Still a little too much Kennedy-slobbering, and general kumbaya, for my tastes. Still a lot of woo-woo about quantum consciousness and whatnot. Goonan seems to really, really have a thing about Montessori schools. And, really, far too much, IMHO, of the book is taken over with policy prescriptions and educational theories. Goonan lays out her ideals out the way a long-winded Internet commenter might. Our Shared Dream reads like a manifesto spruced up with some narrative. There were hints of this in the latter part of In War Times, but here it is on full display and it is annoying as all hell.

I still think the central conceit, that it's moral, even imperative, to change human nature to get rid of war, is a bit shaky. An analogy to vaccines is made, but I think the difference is free will. Parents make a choice for their children to get inoculated; no one is asked if they want to have their neurology changed in Goonan's world, it's a handful of people clandestinely enacting it. It's hard to say that ending war and human hatred is a bad thing when you look around you and see the state of the world, but I think it actually is, at least as it is gone about here. Yes, it might make a better world, but what right does anyone have to change history, to constantly tweak timelines and human biology to one's desired end through subterfuge, to rob people of their memories, no matter how bad? Is it worth sacrificing those you love for a better world? If we want to evolve as a species, it should be through chance and choice, not conspiracy. It doesn't mean anything otherwise.

I write my reviews as I read so that I don't forget anything, and I just realized that I'm not even half way through This Shared Dream, and I've written all of this stuff that basically amounts to, "I'm pissed off at this book." Why waste my time with a book that pisses me off? Perhaps some day I'll go back and finish just to see how the story of the Dance family ends, but right now I just have no interest in finishing a book I don't like, and I don't like this book.

Naughty In Nice by Rhys Bowen

The latest in the Her Royal Spyness mystery series finds our intrepid sleuth, Lady Georgiana of Glen Garry and Rennoch, great-granddaughter of Queen Victoria, escaping the gloom of a London winter on the Riviera, where a stolen necklace and a murdered tycoon provide ample opportunity for Georgie to put her detective skills to use.

Georgie is a great character, neither too Mary Sue nor annoying, and her supporting cast, from fictionalized historical characters such as Coco Chanel and Wallis Simpson to her fully fictional mother, are delightful.
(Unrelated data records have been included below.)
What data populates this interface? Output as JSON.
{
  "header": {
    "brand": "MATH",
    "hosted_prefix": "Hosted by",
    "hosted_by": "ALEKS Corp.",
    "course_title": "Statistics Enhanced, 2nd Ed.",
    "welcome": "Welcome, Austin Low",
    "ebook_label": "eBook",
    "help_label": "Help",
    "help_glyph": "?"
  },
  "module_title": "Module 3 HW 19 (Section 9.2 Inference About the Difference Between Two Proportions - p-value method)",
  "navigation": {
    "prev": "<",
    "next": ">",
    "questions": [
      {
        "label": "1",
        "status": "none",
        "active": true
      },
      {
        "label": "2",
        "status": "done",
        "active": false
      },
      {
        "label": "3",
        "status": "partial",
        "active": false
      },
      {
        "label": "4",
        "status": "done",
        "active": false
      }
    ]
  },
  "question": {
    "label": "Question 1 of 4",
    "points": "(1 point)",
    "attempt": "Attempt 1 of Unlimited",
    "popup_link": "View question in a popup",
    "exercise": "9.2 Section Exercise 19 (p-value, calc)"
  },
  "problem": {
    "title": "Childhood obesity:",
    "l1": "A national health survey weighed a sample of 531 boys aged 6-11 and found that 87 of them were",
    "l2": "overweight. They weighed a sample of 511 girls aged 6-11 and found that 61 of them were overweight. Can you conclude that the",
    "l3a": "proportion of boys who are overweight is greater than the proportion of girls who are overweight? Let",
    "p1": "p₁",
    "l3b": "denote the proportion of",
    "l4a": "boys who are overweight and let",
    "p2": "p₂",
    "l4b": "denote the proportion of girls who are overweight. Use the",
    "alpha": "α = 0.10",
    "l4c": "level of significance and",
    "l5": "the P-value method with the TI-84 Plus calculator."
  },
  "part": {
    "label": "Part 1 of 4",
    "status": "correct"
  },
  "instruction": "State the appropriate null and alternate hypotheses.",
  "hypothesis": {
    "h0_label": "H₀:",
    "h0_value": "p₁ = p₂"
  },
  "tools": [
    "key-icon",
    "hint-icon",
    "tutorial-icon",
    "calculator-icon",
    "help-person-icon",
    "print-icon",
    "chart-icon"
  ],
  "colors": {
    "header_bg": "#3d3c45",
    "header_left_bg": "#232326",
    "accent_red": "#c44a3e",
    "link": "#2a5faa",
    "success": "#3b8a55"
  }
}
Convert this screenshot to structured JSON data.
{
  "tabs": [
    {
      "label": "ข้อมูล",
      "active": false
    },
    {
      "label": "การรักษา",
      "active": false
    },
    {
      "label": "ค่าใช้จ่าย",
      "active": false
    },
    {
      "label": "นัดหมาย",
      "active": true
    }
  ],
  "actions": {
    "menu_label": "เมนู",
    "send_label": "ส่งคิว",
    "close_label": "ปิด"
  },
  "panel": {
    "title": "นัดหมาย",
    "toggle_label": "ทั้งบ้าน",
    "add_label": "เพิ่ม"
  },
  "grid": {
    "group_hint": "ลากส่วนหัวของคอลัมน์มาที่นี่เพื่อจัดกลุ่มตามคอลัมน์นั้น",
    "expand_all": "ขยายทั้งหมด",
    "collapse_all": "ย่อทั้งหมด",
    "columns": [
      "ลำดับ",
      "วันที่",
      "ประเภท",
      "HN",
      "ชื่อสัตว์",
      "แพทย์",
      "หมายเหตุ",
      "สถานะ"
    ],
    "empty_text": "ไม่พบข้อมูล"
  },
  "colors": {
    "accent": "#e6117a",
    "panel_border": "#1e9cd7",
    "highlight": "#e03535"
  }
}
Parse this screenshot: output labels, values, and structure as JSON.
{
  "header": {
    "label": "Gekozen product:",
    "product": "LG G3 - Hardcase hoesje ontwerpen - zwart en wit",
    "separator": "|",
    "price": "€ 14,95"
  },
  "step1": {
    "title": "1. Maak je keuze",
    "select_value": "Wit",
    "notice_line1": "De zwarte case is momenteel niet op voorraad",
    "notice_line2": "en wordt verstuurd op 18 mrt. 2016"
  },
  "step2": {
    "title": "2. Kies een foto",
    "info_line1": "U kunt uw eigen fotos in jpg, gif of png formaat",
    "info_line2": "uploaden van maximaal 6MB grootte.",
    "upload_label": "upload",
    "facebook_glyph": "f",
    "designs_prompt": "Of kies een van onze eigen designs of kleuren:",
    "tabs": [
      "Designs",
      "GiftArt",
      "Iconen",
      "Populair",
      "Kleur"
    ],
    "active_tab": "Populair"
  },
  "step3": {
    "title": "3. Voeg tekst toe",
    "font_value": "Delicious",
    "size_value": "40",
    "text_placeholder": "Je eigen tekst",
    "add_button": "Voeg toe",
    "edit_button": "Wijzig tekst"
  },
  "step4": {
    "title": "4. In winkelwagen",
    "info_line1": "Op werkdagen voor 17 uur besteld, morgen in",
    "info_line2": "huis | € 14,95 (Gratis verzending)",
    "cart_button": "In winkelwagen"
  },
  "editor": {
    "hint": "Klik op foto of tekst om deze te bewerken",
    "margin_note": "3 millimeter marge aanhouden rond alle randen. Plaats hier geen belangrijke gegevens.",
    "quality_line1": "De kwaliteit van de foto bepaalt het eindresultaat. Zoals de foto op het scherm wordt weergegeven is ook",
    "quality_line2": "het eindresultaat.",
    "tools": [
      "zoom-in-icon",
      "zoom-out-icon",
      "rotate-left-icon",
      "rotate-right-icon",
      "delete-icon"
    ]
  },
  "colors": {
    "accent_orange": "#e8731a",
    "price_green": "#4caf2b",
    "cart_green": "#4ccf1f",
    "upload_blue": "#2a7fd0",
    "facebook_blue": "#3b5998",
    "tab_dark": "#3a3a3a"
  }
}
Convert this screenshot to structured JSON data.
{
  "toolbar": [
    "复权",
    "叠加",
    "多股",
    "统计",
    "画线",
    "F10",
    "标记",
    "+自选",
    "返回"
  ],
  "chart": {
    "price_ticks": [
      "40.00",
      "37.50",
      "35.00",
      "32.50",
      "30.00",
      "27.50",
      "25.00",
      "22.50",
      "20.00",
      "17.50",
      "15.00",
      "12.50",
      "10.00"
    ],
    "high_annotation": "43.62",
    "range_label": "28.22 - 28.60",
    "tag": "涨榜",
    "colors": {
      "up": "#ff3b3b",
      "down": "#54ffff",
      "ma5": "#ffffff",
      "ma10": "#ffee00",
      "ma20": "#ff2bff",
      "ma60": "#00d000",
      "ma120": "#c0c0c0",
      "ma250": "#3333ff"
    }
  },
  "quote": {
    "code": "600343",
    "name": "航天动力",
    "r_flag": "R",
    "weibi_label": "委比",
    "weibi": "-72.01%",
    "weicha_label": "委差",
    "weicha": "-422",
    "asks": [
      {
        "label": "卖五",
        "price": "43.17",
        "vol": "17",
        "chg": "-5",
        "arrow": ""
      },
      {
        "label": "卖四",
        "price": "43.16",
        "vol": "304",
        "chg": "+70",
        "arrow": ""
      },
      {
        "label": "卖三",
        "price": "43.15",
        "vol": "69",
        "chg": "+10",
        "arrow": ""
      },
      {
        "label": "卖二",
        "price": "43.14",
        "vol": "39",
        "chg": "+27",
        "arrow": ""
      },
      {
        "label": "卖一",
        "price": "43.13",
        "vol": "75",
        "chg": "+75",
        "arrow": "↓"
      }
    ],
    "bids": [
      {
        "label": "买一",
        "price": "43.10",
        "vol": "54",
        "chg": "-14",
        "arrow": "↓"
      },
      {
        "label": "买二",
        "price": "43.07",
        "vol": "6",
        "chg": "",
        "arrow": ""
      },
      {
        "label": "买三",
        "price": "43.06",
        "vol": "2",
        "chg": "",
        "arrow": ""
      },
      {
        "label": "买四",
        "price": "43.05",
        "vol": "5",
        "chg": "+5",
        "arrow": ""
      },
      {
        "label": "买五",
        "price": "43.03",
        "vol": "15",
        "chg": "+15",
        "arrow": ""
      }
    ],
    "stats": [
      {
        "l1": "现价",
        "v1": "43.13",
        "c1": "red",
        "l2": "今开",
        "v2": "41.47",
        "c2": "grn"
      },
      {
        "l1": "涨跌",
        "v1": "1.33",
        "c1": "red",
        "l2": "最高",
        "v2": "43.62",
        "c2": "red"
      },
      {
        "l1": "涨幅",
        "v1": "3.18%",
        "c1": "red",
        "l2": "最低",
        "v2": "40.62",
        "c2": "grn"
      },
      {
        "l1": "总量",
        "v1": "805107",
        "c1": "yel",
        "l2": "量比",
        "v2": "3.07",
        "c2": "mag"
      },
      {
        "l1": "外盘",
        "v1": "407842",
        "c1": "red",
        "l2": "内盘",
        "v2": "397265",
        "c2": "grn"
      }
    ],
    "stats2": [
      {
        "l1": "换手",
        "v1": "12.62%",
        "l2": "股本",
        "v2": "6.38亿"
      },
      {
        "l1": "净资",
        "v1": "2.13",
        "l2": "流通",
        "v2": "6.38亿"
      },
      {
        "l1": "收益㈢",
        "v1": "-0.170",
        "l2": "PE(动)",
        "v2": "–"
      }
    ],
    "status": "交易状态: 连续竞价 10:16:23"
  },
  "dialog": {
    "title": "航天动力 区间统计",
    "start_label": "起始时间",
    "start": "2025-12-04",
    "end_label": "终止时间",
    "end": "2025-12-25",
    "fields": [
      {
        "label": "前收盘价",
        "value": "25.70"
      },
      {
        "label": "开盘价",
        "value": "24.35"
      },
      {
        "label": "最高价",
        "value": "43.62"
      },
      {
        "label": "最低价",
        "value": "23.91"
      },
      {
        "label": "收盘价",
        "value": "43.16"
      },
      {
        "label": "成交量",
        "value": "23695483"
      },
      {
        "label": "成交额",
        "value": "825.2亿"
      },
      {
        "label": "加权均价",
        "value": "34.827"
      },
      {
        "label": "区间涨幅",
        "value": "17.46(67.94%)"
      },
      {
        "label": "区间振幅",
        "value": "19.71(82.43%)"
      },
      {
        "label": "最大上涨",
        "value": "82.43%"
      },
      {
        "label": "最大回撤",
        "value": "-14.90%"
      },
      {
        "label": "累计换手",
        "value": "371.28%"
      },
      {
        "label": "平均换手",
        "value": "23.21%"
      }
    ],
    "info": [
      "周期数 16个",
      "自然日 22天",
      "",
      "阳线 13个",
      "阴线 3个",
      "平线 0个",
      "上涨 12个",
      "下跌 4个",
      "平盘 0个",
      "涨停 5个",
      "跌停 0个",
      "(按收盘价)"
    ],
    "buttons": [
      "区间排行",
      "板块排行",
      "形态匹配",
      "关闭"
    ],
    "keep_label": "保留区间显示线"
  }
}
If I have one criticism, it's in the romance. The misunderstandings between Georgie and dashing secret-agent Irishman Darcy have gotten a bit tiresome by this, the fifth in the series, and Darcy himself isn't as well-drawn as most of the other characters. I think his cryptic nature is intentional, since he is a bit of a mystery to Georgie herself, but I think it is a problem for the narrative. Bowen needs to come up with some other manner of providing romantic angst, or put them together finally.

But, really, that is a very minor criticism. This series continues to be a light, utterly enjoyable treat, and Naughty in Nice another frothy bon-bon of mystery, glamour, and just a hint of romance.

Skimpy Sunday

(Via Roids and Rants [NSFW]; Mimziz [NSFW])

Thursday, October 06, 2011

In The Navy...

Don't Ask, Don't Tell was always stupid; the military is just so, so gay. Point taken that these posters would not have elicited the same sort of astonished giggles they might today, but I really, really doubt that no one ever raised an eyebrow at them, even then.

(Via Andrew Sullivan)

Wednesday, October 05, 2011

It's Aliiiiiiiiiiiiiiiiiiiiiiiiive!

In keeping with the Halloween season, a long-dead blog has clawed its way from the grave to new life! Welcome back, Tristan!

Hakuna Matata!

I'm not convinced that this isn't some sort of stealth marketing for the 3-D Lion King, but whatever. OMG, so cute!

It Ain't Easy Being Khaki

Long-time readers who have had to put up with my nattering on about Star Wars from time to time are well aware of one of my biggest complaints about the prequels: they make the Jedi out to be such dicks! Seriously, the Jedi Order sucks.

Sunday, October 02, 2011